> _Brief_
Your task is to retype every entry exactly while omitting the pictures.

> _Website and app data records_
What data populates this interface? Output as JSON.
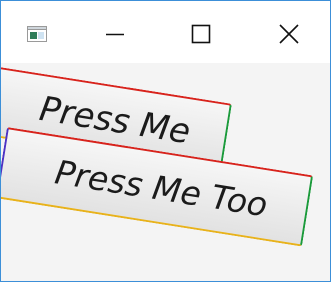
{
  "window": {
    "controls": {
      "minimize_icon": "minimize-icon",
      "maximize_icon": "maximize-icon",
      "close_icon": "close-icon"
    },
    "app_icon": "window-app-icon"
  },
  "buttons": {
    "first_label": "Press Me",
    "second_label": "Press Me Too"
  },
  "colors": {
    "border_top": "#d8231c",
    "border_right": "#1a9a3a",
    "border_bottom": "#e8b21b",
    "border_left": "#4c32c4",
    "window_border": "#3c8fd8"
  }
}
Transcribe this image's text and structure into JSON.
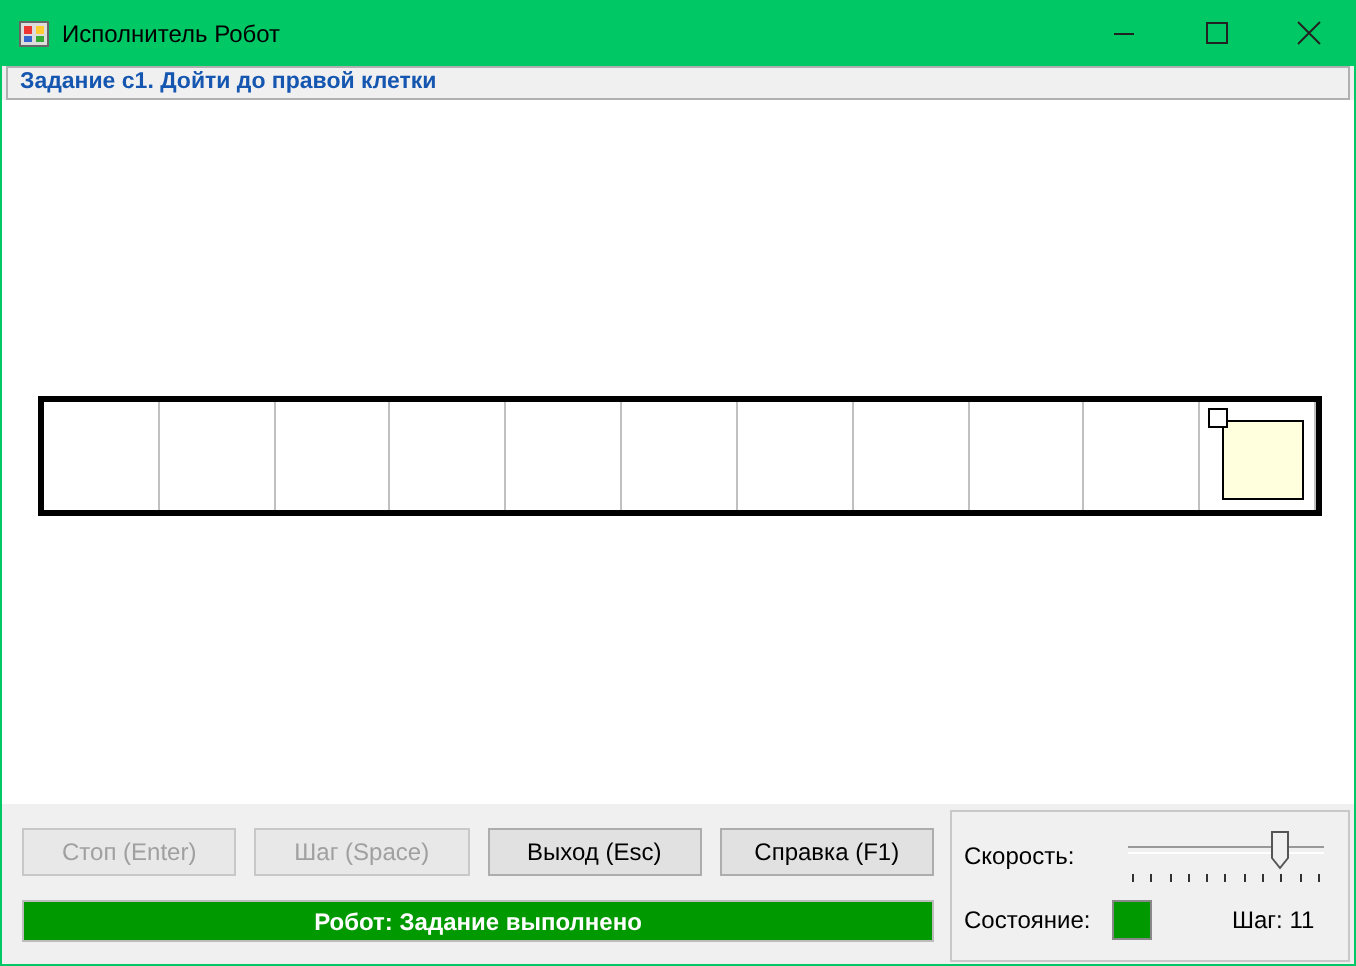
{
  "window": {
    "title": "Исполнитель Робот"
  },
  "task": {
    "text": "Задание с1. Дойти до правой клетки"
  },
  "field": {
    "cells": [
      {
        "robot": false
      },
      {
        "robot": false
      },
      {
        "robot": false
      },
      {
        "robot": false
      },
      {
        "robot": false
      },
      {
        "robot": false
      },
      {
        "robot": false
      },
      {
        "robot": false
      },
      {
        "robot": false
      },
      {
        "robot": false
      },
      {
        "robot": true
      }
    ]
  },
  "buttons": [
    {
      "label": "Стоп (Enter)",
      "disabled": true
    },
    {
      "label": "Шаг (Space)",
      "disabled": true
    },
    {
      "label": "Выход (Esc)",
      "disabled": false
    },
    {
      "label": "Справка (F1)",
      "disabled": false
    }
  ],
  "status_bar": {
    "text": "Робот: Задание выполнено",
    "color": "#009900"
  },
  "speed": {
    "label": "Скорость:",
    "level": 0.8
  },
  "state": {
    "label": "Состояние:",
    "color": "#009900"
  },
  "step": {
    "text": "Шаг: 11"
  }
}
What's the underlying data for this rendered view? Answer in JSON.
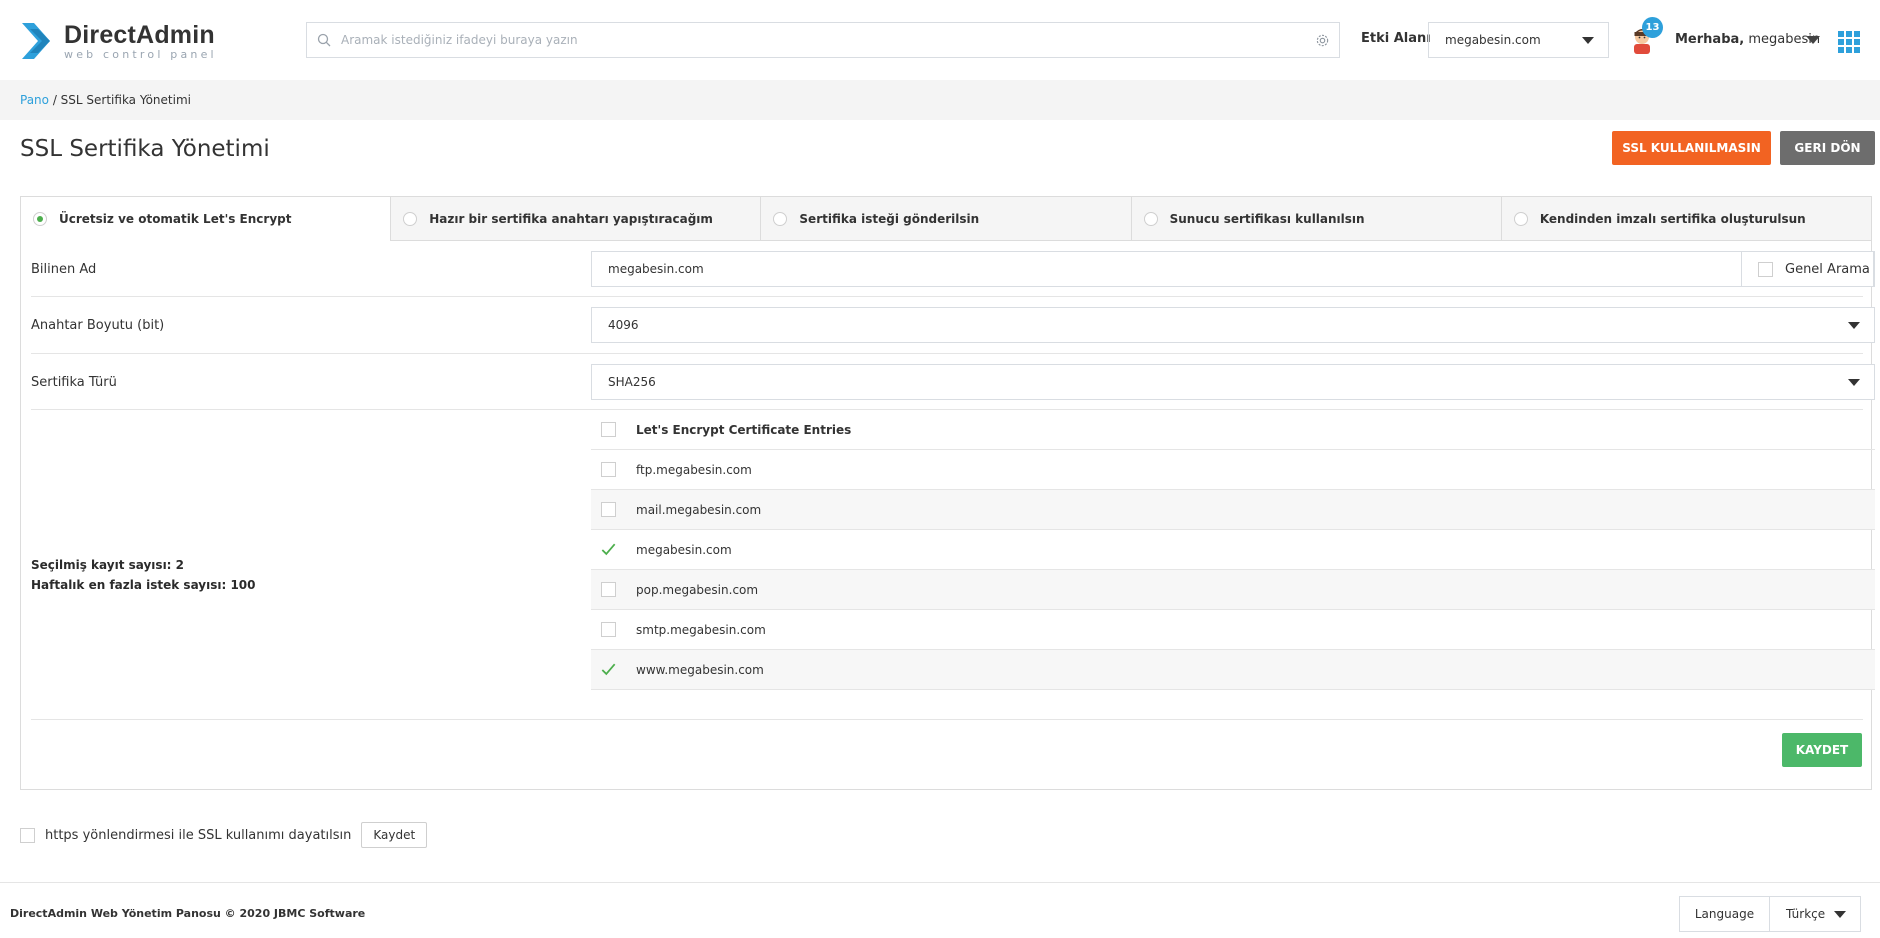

> _Your solution_
What data populates this interface? Output as JSON.
{
  "window": {
    "controls": {
      "minimize_icon": "minimize-icon",
      "maximize_icon": "maximize-icon",
      "close_icon": "close-icon"
    },
    "app_icon": "window-app-icon"
  },
  "buttons": {
    "first_label": "Press Me",
    "second_label": "Press Me Too"
  },
  "colors": {
    "border_top": "#d8231c",
    "border_right": "#1a9a3a",
    "border_bottom": "#e8b21b",
    "border_left": "#4c32c4",
    "window_border": "#3c8fd8"
  }
}
Transcribe this image's text and structure into JSON.
{
  "window": {
    "title": "Исполнитель Робот"
  },
  "task": {
    "text": "Задание с1. Дойти до правой клетки"
  },
  "field": {
    "cells": [
      {
        "robot": false
      },
      {
        "robot": false
      },
      {
        "robot": false
      },
      {
        "robot": false
      },
      {
        "robot": false
      },
      {
        "robot": false
      },
      {
        "robot": false
      },
      {
        "robot": false
      },
      {
        "robot": false
      },
      {
        "robot": false
      },
      {
        "robot": true
      }
    ]
  },
  "buttons": [
    {
      "label": "Стоп (Enter)",
      "disabled": true
    },
    {
      "label": "Шаг (Space)",
      "disabled": true
    },
    {
      "label": "Выход (Esc)",
      "disabled": false
    },
    {
      "label": "Справка (F1)",
      "disabled": false
    }
  ],
  "status_bar": {
    "text": "Робот: Задание выполнено",
    "color": "#009900"
  },
  "speed": {
    "label": "Скорость:",
    "level": 0.8
  },
  "state": {
    "label": "Состояние:",
    "color": "#009900"
  },
  "step": {
    "text": "Шаг: 11"
  }
}
What's the underlying data for this rendered view? Answer in JSON.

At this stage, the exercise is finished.